In Weight of Glory, Lewis calls this a “desire for our own far off country.” That may sound like a leap of logic, but it is a supposition. We “remain conscious of a desire which no natural happiness will satisfy.” And if we admit that this is true, suppose it is because we were made for another world. If we started with that supposition, we would expect to find longings for our true world in this one.
The longing for bread, says Lewis, does not prove a particular man will be able to get bread. He may starve. But it does indicate that there exists somewhere a fulfillment for that need. We yearn for bread because we are made to need it. Our very yearning is evidence that something like bread exists. Whether we get any or not, bread is real.
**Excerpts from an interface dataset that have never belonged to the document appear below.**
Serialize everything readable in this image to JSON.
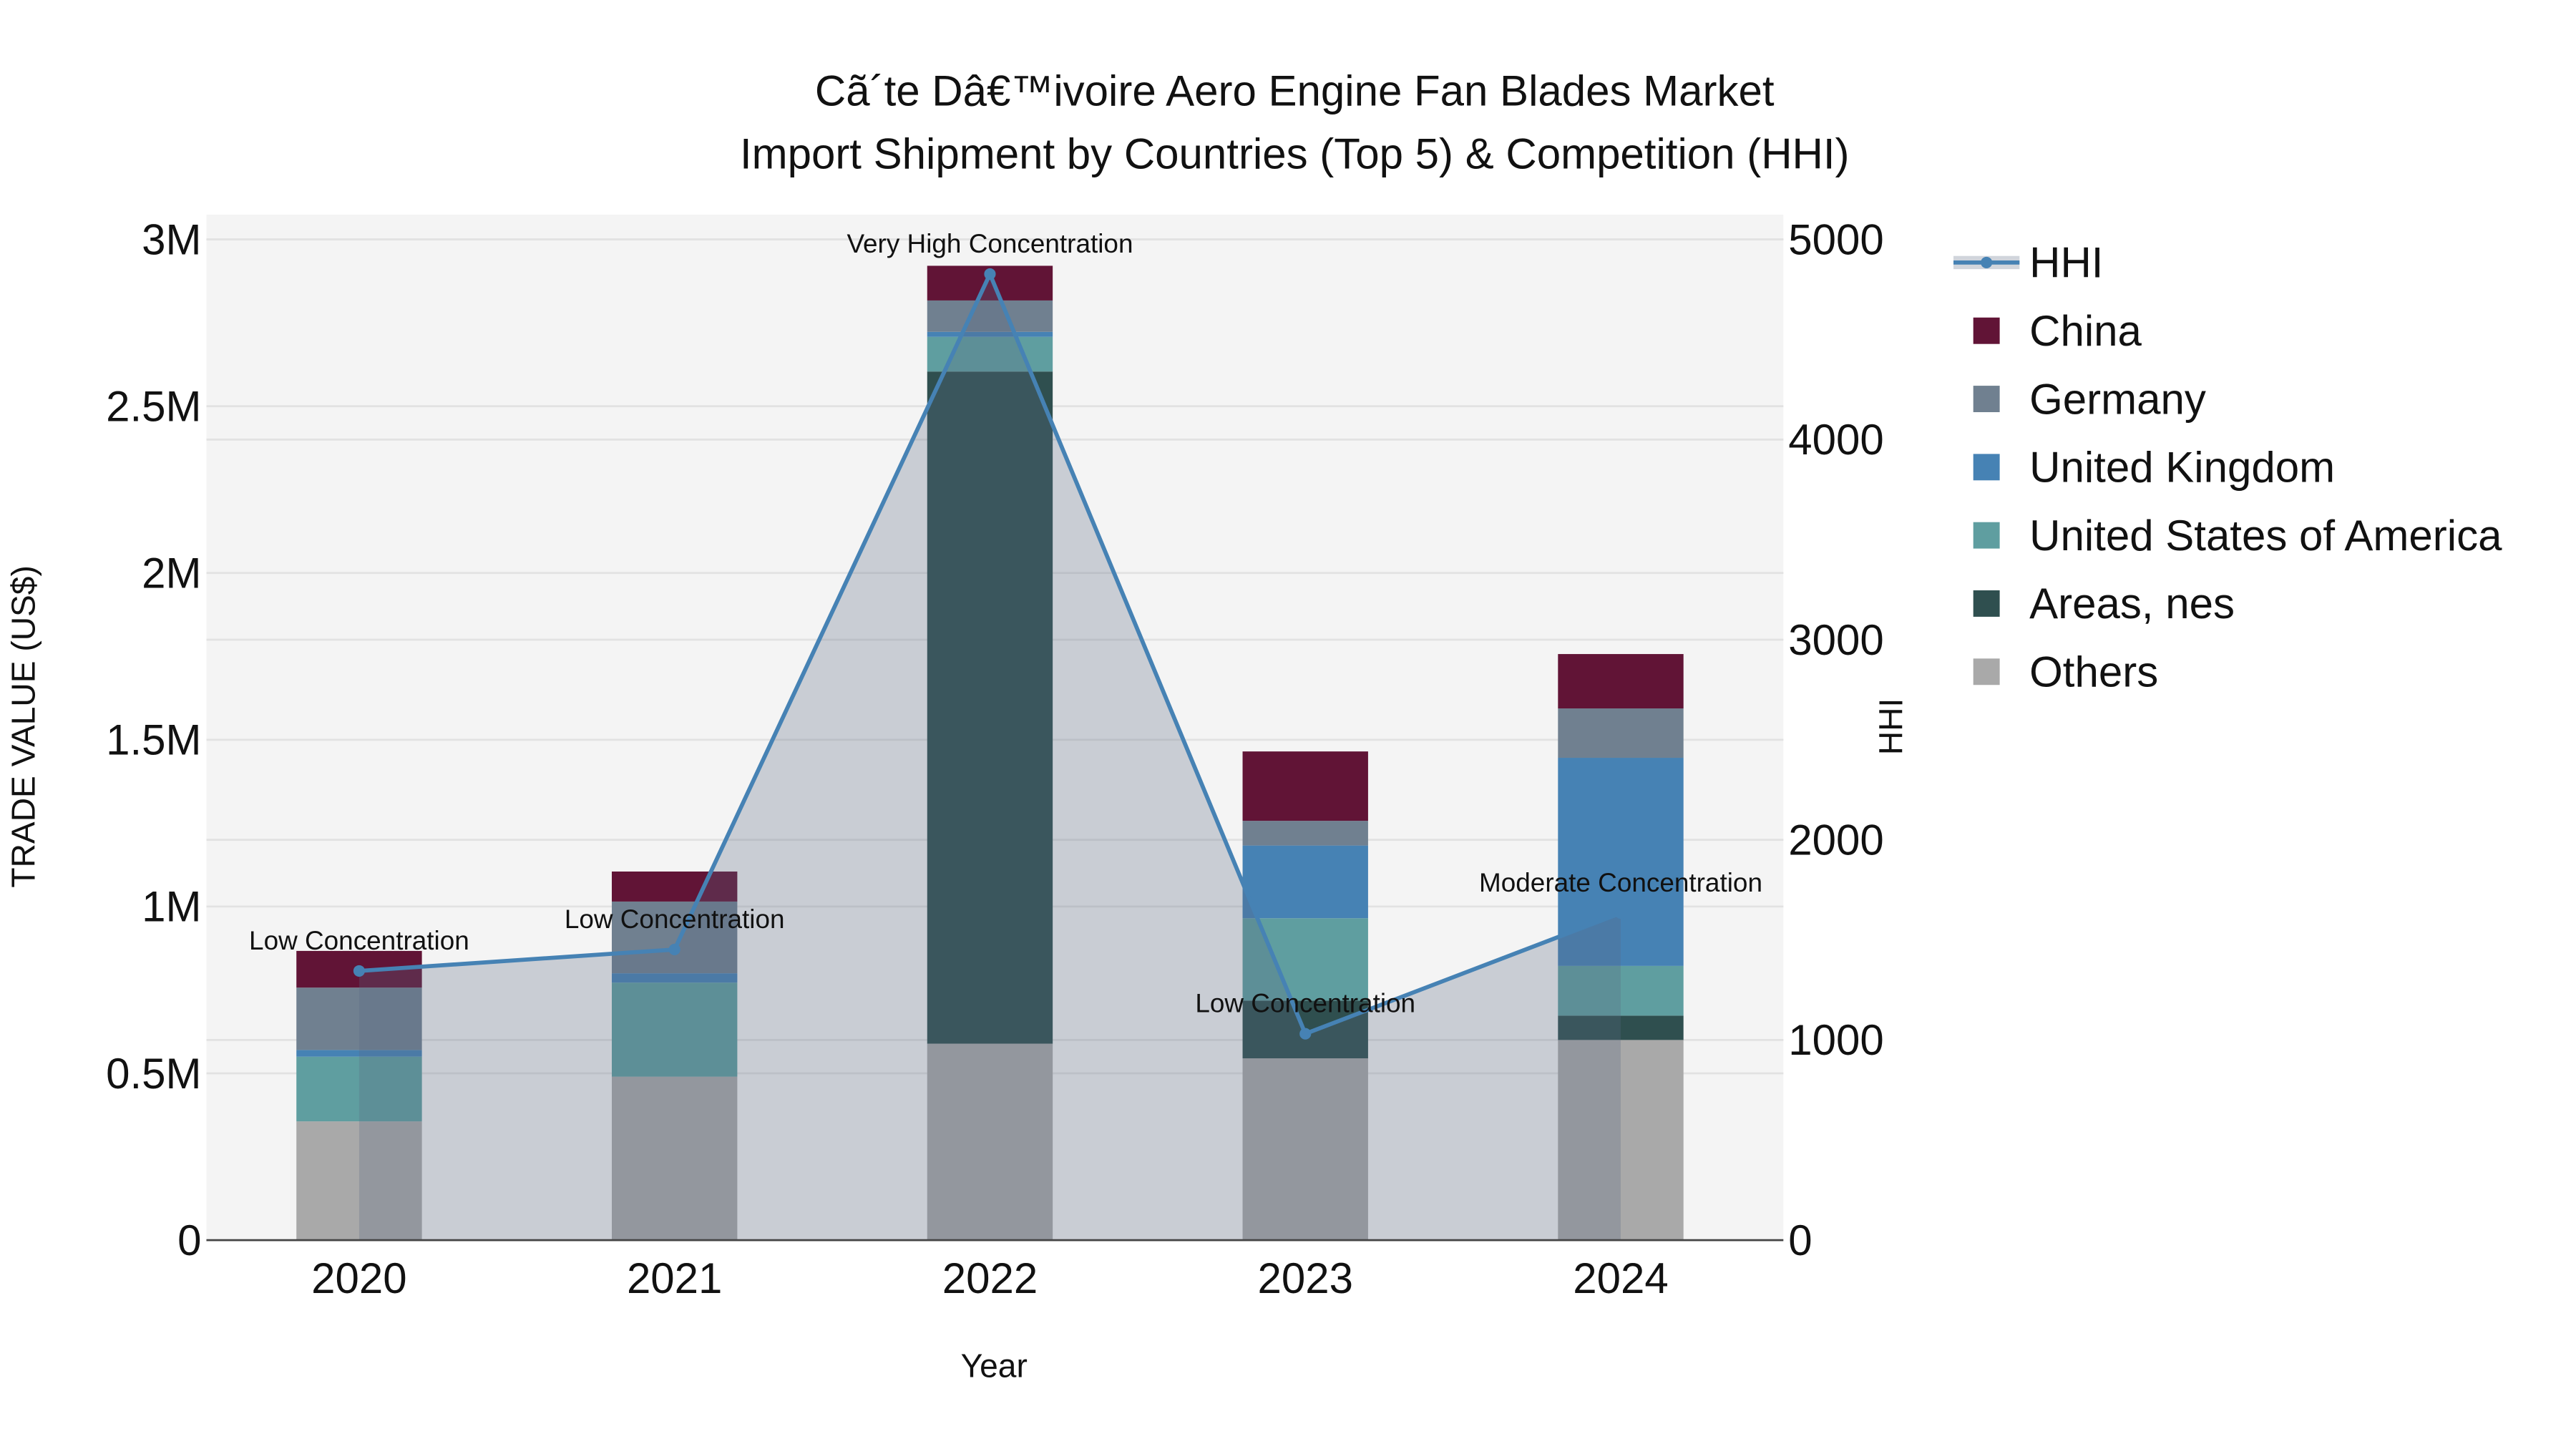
{
  "chart_data": {
    "type": "bar",
    "title": "Cã´te Dâ€™ivoire Aero Engine Fan Blades Market",
    "subtitle": "Import Shipment by Countries (Top 5) & Competition (HHI)",
    "xlabel": "Year",
    "ylabel": "TRADE VALUE (US$)",
    "y2label": "HHI",
    "categories": [
      "2020",
      "2021",
      "2022",
      "2023",
      "2024"
    ],
    "ylim": [
      0,
      3000000
    ],
    "y2lim": [
      0,
      5000
    ],
    "yticks": [
      {
        "v": 0,
        "label": "0"
      },
      {
        "v": 500000,
        "label": "0.5M"
      },
      {
        "v": 1000000,
        "label": "1M"
      },
      {
        "v": 1500000,
        "label": "1.5M"
      },
      {
        "v": 2000000,
        "label": "2M"
      },
      {
        "v": 2500000,
        "label": "2.5M"
      },
      {
        "v": 3000000,
        "label": "3M"
      }
    ],
    "y2ticks": [
      {
        "v": 0,
        "label": "0"
      },
      {
        "v": 1000,
        "label": "1000"
      },
      {
        "v": 2000,
        "label": "2000"
      },
      {
        "v": 3000,
        "label": "3000"
      },
      {
        "v": 4000,
        "label": "4000"
      },
      {
        "v": 5000,
        "label": "5000"
      }
    ],
    "stack_order": [
      "Others",
      "Areas, nes",
      "United States of America",
      "United Kingdom",
      "Germany",
      "China"
    ],
    "series": [
      {
        "name": "China",
        "color": "#611436",
        "values": [
          110000,
          90000,
          104000,
          208000,
          163000
        ]
      },
      {
        "name": "Germany",
        "color": "#708090",
        "values": [
          187000,
          215000,
          94000,
          74000,
          148000
        ]
      },
      {
        "name": "United Kingdom",
        "color": "#4682B4",
        "values": [
          20000,
          28000,
          15000,
          218000,
          624000
        ]
      },
      {
        "name": "United States of America",
        "color": "#5F9EA0",
        "values": [
          194000,
          282000,
          104000,
          247000,
          149000
        ]
      },
      {
        "name": "Areas, nes",
        "color": "#2F4F4F",
        "values": [
          0,
          0,
          2015000,
          173000,
          73000
        ]
      },
      {
        "name": "Others",
        "color": "#A9A9A9",
        "values": [
          356000,
          490000,
          589000,
          545000,
          600000
        ]
      }
    ],
    "hhi": {
      "name": "HHI",
      "color": "#4682B4",
      "values": [
        1345,
        1452,
        4827,
        1031,
        1634
      ],
      "annotations": [
        "Low Concentration",
        "Low Concentration",
        "Very High Concentration",
        "Low Concentration",
        "Moderate Concentration"
      ]
    },
    "legend": [
      "HHI",
      "China",
      "Germany",
      "United Kingdom",
      "United States of America",
      "Areas, nes",
      "Others"
    ],
    "legend_position": "right",
    "grid": true
  }
}
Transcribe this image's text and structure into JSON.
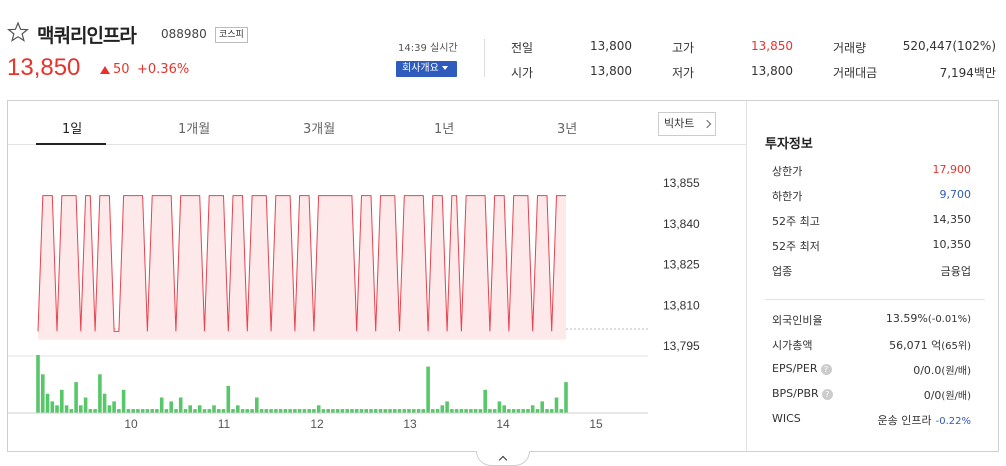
{
  "header": {
    "name": "맥쿼리인프라",
    "code": "088980",
    "market": "코스피",
    "price": "13,850",
    "change": "50",
    "change_rate": "+0.36%",
    "time": "14:39 실시간",
    "company_button": "회사개요",
    "stats": [
      {
        "label": "전일",
        "value": "13,800"
      },
      {
        "label": "시가",
        "value": "13,800"
      },
      {
        "label": "고가",
        "value": "13,850"
      },
      {
        "label": "저가",
        "value": "13,800"
      },
      {
        "label": "거래량",
        "value": "520,447(102%)"
      },
      {
        "label": "거래대금",
        "value": "7,194백만"
      }
    ]
  },
  "tabs": [
    "1일",
    "1개월",
    "3개월",
    "1년",
    "3년"
  ],
  "active_tab": "1일",
  "bigchart_label": "빅차트",
  "colors": {
    "up": "#e8332d",
    "down": "#2f5bbd",
    "volume": "#57c76a",
    "line": "#e8434e",
    "fill": "#fde8ea"
  },
  "chart_data": {
    "type": "line",
    "y_ticks": [
      "13,855",
      "13,840",
      "13,825",
      "13,810",
      "13,795"
    ],
    "ylim": [
      13795,
      13855
    ],
    "x_ticks": [
      "10",
      "11",
      "12",
      "13",
      "14",
      "15"
    ],
    "price_series": [
      13800,
      13850,
      13850,
      13850,
      13800,
      13850,
      13850,
      13850,
      13850,
      13800,
      13850,
      13850,
      13800,
      13850,
      13850,
      13850,
      13800,
      13800,
      13850,
      13850,
      13850,
      13850,
      13850,
      13800,
      13850,
      13850,
      13850,
      13850,
      13850,
      13800,
      13850,
      13850,
      13850,
      13850,
      13850,
      13800,
      13850,
      13850,
      13850,
      13850,
      13800,
      13850,
      13850,
      13850,
      13800,
      13850,
      13850,
      13850,
      13850,
      13800,
      13850,
      13850,
      13850,
      13850,
      13800,
      13850,
      13850,
      13850,
      13800,
      13850,
      13850,
      13850,
      13850,
      13850,
      13850,
      13850,
      13850,
      13800,
      13850,
      13850,
      13850,
      13800,
      13850,
      13850,
      13850,
      13850,
      13800,
      13850,
      13850,
      13850,
      13850,
      13850,
      13800,
      13850,
      13850,
      13850,
      13800,
      13850,
      13850,
      13800,
      13850,
      13850,
      13850,
      13850,
      13850,
      13800,
      13850,
      13850,
      13850,
      13800,
      13850,
      13850,
      13850,
      13850,
      13800,
      13850,
      13850,
      13850,
      13800,
      13850,
      13850,
      13850
    ],
    "volume_series": [
      15,
      10,
      5,
      3,
      2,
      6,
      2,
      1,
      8,
      2,
      4,
      1,
      1,
      10,
      5,
      2,
      3,
      1,
      6,
      1,
      1,
      1,
      1,
      1,
      1,
      1,
      4,
      1,
      3,
      1,
      4,
      1,
      2,
      1,
      2,
      1,
      1,
      2,
      1,
      1,
      7,
      1,
      2,
      1,
      1,
      1,
      4,
      1,
      1,
      1,
      1,
      1,
      1,
      1,
      1,
      1,
      1,
      1,
      1,
      2,
      1,
      1,
      1,
      1,
      1,
      1,
      1,
      1,
      1,
      1,
      1,
      1,
      1,
      1,
      1,
      1,
      1,
      1,
      1,
      1,
      1,
      1,
      12,
      1,
      1,
      2,
      3,
      1,
      1,
      1,
      1,
      1,
      1,
      1,
      6,
      1,
      1,
      3,
      2,
      1,
      1,
      1,
      1,
      1,
      2,
      1,
      3,
      1,
      1,
      4,
      1,
      8
    ]
  },
  "invest_info": {
    "title": "투자정보",
    "rows": [
      {
        "label": "상한가",
        "value": "17,900",
        "tone": "up"
      },
      {
        "label": "하한가",
        "value": "9,700",
        "tone": "down"
      },
      {
        "label": "52주 최고",
        "value": "14,350",
        "tone": "normal"
      },
      {
        "label": "52주 최저",
        "value": "10,350",
        "tone": "normal"
      },
      {
        "label": "업종",
        "value": "금융업",
        "tone": "normal"
      }
    ],
    "rows2": [
      {
        "label": "외국인비율",
        "value": "13.59%",
        "extra": "(-0.01%)",
        "extra_tone": "normal",
        "help": false
      },
      {
        "label": "시가총액",
        "value": "56,071 억",
        "extra": "(65위)",
        "extra_tone": "normal",
        "help": false
      },
      {
        "label": "EPS/PER",
        "value": "0/0.0",
        "extra": "(원/배)",
        "extra_tone": "normal",
        "help": true
      },
      {
        "label": "BPS/PBR",
        "value": "0/0",
        "extra": "(원/배)",
        "extra_tone": "normal",
        "help": true
      },
      {
        "label": "WICS",
        "value": "운송 인프라",
        "extra": "-0.22%",
        "extra_tone": "down",
        "help": false
      }
    ]
  }
}
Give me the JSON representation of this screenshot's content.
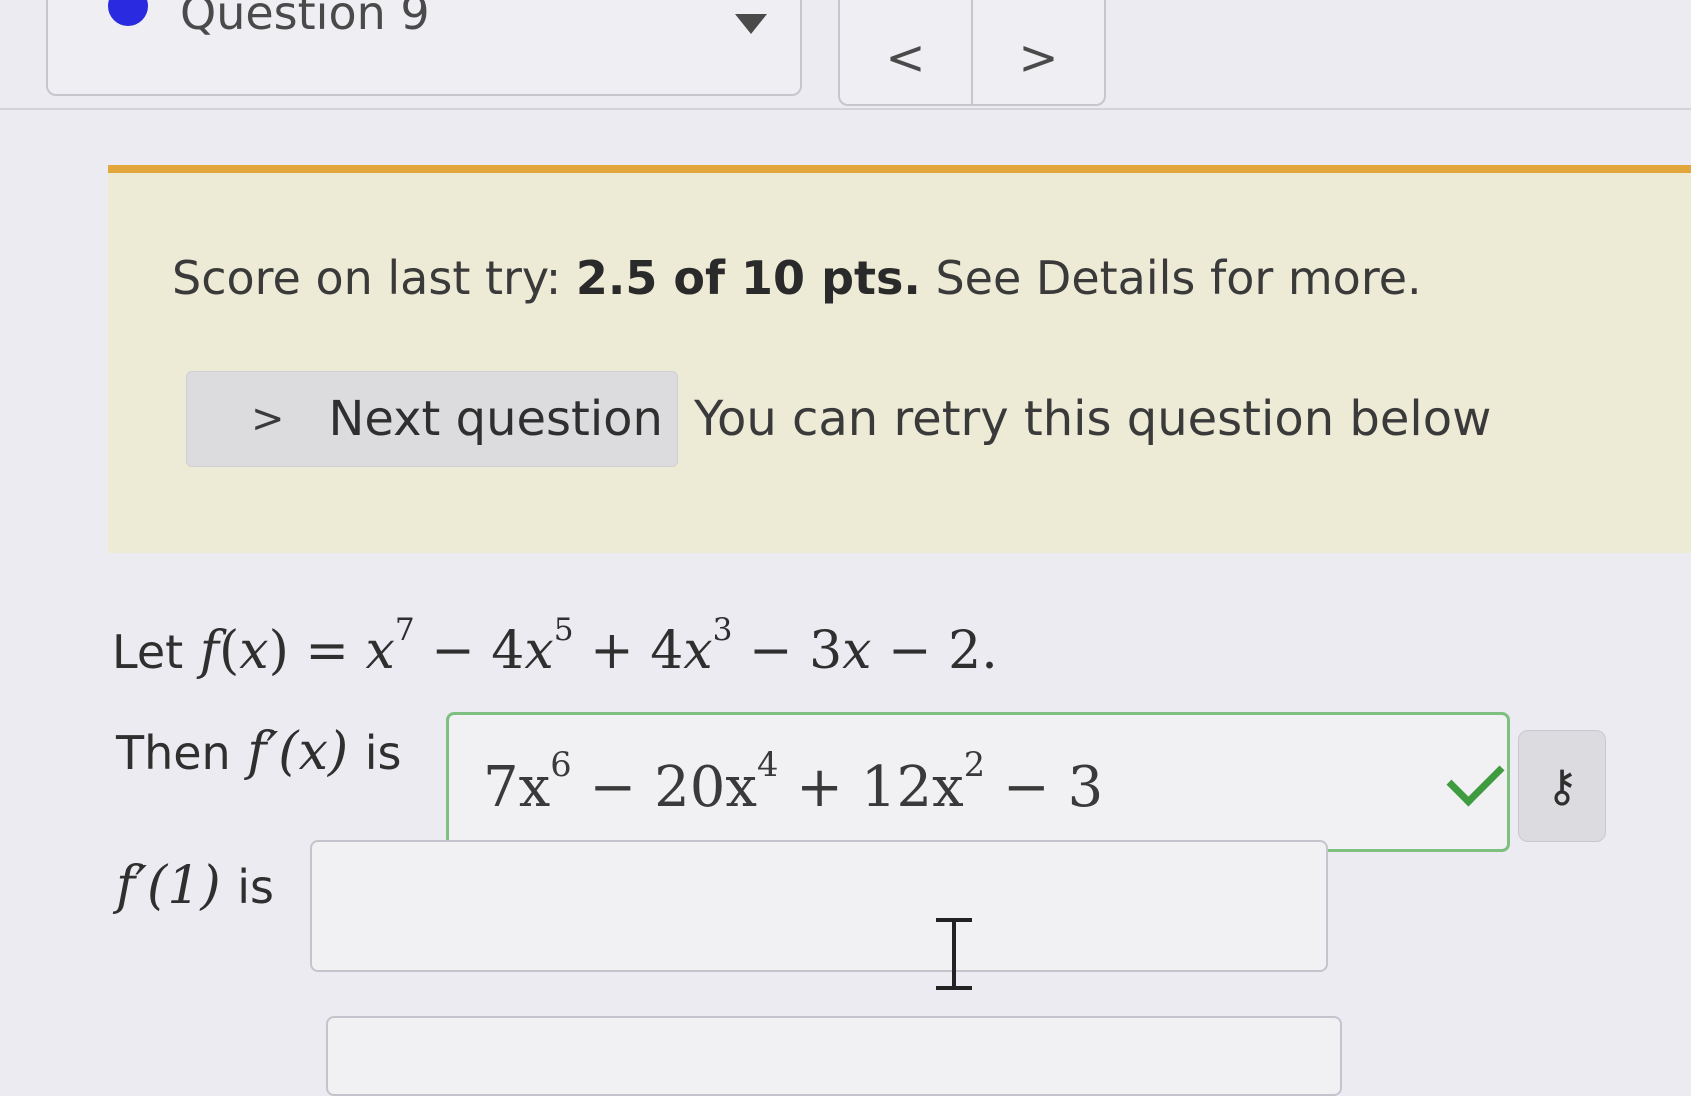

Our desire for food and longing for romance would be strange if we lived in a world without food or sex, sustenance or family bonds. Our nature is a clue to reality. So why not believe the occasional flashes of intense longing for pure happiness, for uncontaminated beauty, for love uncorrupted are also clues that such a thing does exist?